What does it mean to be truly human?

LH Pastor, MD, September 2023

When was the last time you asked yourself, “Why am I here, and what is my place in the Universe?  What shall I do with myself before I am returned to cosmic dust?”

Good for you, clicking on the intriguing title of this month’s blog post!  After all, Curiosity is a quintessential resiliency strength!  Curiosity leads us to discover new and often remarkable things! Notwithstanding, I hope you weren’t expecting the ultimate, definitive answer to this question in a blog, but it is beyond dispute that the question is worth asking.  What does it mean to be truly human, to experience our full humanity?  Based upon decades of my fellow human beings sharing their profound life journeys with me, my thesis is that to be human means that we all must grapple with the following topics of profound significance and uniqueness to our life on this earth:

Grief and loss. We’re human.  We become attached to other people.  To things (that blue Jeep wrangler), to phases of our life (that varsity basketball team you played guard on, that god-awful internship year you survived), to places (that little town in the foothills of the Rockies you lived in when you first got married).  To our loving and loyal animal companions.  But all life is change and nothing lasts forever.  And therefore, if we are to experience life to the fullest, then we must grieve.  Navigating grief and loss is the inevitable price of attachment, of love, of striving, of aging, of life on earth.  What we encounter along our path we must ultimately, often sadly and sometimes brutally, let go of.  The toughest task of being human is navigating our way through grief and loss. 

Purpose.  Why are we here?  What shall you do, to cite poet Mary Oliver, “with your one wild and precious life?”  Or as Nietzsche wrote, the only thing worse than suffering, is suffering without purpose.  No one can tell us what the meaning of our life is or what our purpose should be; that’s up to each of us to determine!  Where shall we deploy our talents and energy and toward what end(s)?  Self-development or altruism?  Change the world or change ourselves?  Beauty, truth, love, courage, respect, authenticity, creativity, faith; what shall be our guiding principles through life?  Is life tragedy or comedy?  What is your moral compass?  For much of human history, mere survival was the imperative.  No one had the leisure, or the crushing burden, of wondering about why we were put here.  Now that human progress has elevated us above the subsistence level, we feel the full heat of the existential imperative to figure out what we shall do with our lives and, see next section, who are we and what are we made of?

Self-concept.  To be human means to struggle mightily to figure out who we are and what we are made of.  Much of our psychological lives are an exercise in exploring our metaphysical self-concept, self-definition and re-definition as experiences (promotion, divorce, illness, etc.) challenge previously complacent self-beliefs about who we are or who we were.  We wonder, am I good enough?

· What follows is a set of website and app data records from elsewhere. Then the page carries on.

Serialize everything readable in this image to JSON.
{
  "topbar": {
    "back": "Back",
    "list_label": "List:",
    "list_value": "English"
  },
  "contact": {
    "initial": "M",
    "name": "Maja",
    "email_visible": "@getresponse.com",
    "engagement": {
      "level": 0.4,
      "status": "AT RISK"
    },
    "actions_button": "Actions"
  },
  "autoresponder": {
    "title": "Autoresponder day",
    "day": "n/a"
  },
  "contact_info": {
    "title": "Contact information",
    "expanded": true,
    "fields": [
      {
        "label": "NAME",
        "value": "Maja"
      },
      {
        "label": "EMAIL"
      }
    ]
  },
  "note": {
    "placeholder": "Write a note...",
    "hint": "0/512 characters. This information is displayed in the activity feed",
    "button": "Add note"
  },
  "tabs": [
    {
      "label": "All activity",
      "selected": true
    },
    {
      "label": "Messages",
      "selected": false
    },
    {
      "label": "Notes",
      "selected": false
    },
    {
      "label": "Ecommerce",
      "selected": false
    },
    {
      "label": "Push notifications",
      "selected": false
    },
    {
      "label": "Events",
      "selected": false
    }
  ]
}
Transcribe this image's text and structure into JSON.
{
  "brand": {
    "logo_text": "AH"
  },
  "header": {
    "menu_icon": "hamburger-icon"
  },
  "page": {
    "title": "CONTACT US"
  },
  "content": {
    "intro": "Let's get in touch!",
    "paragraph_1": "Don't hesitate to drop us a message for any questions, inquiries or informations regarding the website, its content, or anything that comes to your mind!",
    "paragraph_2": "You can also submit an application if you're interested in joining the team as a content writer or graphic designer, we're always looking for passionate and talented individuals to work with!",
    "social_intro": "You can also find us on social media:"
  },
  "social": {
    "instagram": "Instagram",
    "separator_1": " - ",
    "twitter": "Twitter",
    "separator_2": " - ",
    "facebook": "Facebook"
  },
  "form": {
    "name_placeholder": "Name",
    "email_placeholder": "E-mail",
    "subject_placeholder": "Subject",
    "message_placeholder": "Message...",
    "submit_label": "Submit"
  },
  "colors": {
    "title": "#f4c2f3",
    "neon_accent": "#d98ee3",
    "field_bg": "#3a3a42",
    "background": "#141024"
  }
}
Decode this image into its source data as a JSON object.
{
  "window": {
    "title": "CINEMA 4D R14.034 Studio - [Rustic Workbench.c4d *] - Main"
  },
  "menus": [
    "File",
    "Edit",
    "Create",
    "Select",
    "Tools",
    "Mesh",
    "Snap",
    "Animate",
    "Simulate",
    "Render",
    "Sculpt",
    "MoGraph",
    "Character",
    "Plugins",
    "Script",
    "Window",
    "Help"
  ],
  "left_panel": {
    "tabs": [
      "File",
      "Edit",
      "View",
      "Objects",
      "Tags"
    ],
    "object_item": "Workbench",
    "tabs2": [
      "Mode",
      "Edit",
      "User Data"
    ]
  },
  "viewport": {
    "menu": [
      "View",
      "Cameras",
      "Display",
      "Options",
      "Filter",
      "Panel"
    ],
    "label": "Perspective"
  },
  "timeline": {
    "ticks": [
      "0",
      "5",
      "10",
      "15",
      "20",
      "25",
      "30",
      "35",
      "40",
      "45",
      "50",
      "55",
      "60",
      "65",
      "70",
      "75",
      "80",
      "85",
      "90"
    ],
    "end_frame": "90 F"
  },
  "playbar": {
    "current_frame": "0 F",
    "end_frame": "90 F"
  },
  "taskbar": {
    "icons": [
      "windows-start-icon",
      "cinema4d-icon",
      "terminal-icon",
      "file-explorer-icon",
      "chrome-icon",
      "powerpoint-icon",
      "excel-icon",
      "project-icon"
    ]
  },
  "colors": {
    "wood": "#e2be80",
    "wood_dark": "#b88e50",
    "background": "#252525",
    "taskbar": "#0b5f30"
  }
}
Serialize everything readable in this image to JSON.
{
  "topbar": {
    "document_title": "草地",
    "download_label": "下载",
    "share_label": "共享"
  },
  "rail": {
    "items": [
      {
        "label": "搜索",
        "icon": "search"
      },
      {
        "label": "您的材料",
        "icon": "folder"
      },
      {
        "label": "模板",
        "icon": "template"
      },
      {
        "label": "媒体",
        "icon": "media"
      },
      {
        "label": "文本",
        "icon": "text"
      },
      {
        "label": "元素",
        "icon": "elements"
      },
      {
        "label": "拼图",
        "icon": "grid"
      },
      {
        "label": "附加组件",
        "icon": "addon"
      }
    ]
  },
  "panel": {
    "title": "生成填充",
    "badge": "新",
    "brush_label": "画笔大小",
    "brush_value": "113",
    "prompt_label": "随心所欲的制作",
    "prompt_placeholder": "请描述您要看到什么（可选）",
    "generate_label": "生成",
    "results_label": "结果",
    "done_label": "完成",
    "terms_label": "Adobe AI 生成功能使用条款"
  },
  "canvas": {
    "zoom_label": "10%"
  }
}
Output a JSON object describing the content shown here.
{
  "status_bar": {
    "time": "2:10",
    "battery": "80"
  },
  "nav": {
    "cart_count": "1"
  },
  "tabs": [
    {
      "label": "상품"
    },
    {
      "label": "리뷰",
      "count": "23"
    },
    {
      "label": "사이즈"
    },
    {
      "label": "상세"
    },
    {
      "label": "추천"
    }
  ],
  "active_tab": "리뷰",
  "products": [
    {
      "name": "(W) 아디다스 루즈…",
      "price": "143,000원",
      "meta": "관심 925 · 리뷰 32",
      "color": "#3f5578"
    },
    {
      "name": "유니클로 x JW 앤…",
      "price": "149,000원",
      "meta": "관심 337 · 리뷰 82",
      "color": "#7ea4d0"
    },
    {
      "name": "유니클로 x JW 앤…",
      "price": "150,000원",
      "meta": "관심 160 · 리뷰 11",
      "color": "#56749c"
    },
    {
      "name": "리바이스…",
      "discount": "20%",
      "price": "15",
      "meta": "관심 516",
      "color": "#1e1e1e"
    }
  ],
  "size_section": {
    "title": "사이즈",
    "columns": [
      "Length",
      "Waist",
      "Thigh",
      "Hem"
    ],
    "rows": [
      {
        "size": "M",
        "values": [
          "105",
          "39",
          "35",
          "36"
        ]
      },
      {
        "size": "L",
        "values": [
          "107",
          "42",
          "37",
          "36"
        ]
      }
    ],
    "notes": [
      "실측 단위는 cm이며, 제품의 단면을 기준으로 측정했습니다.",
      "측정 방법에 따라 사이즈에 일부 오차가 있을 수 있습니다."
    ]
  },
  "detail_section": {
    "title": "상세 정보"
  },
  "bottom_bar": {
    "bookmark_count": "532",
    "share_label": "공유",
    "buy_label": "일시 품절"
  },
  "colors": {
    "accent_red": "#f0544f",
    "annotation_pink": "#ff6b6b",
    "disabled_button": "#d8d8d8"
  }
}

Am I smart enough?  Am I tough, funny, tenacious, good-looking, talented, hard-working, or creative enough?  We are all a collection of self-beliefs, some accurate and helpful, and others less so.  The martial artists among us recognize that the toughest battle of all is the struggle within.  Depression is most often due to one or more distorted or overemphasized negative self-beliefs.  These dysfunctional self-beliefs are typically one of just three recurring themes: worthlessness, undesirability, or inefficacy (where inefficacy is defined as: weakness, incompetence, vulnerability, or helplessness).  Because these recurring, negative self-beliefs are nearly always untrue, overemphasized, or obsolete beliefs internalized during adverse childhood events, they often succumb readily to cognitive-behavioral therapy for depression, or sometimes just Prozac.  To be human means to continually at various stages of life, particularly during adolescence, mid-life, and old age, engage in a fervid quest for self-understanding and self-definition. 

Resiliency: resilience doesn’t depend on how many times we get knocked down by life, but by how many times we get back up again.  Like a tree whose roots grow toward water or whose branches develop to seek the sun and to bend but not break with the prevailing winds, our lives are shaped by the challenges and opportunities we encounter and how we survive and recover from adversity.  There is no life that is without adversity and therefore there is no life that is without heroism.  To be human means to find and invoke our own, signature resiliency strengths, habits, beliefs, and role models to surmount challenges and setbacks. 

Relationships:  as one of my patients, a professional groom, observed, we are like horses: herd animals, au fond.  As problematic as they often are, we all want, need, and seek relationships with others.  It is in our DNA and it is a major path for growth, security, and gratification in our life’s journey.  Indeed, a major theory of mental health (“self-determination theory”), posits that there are only three major measures of mental wellness: how well we achieve (1) Competence, (2) Autonomy, and (3) Relatedness.  How we initiate, develop, maintain, repair, or disengage from relationships is a major dimension of being fully human.

So there you have it.  To be fully human means to encounter with all our heart, mind, and soul the enduring themes of grief, purpose, self, resilience, and relationships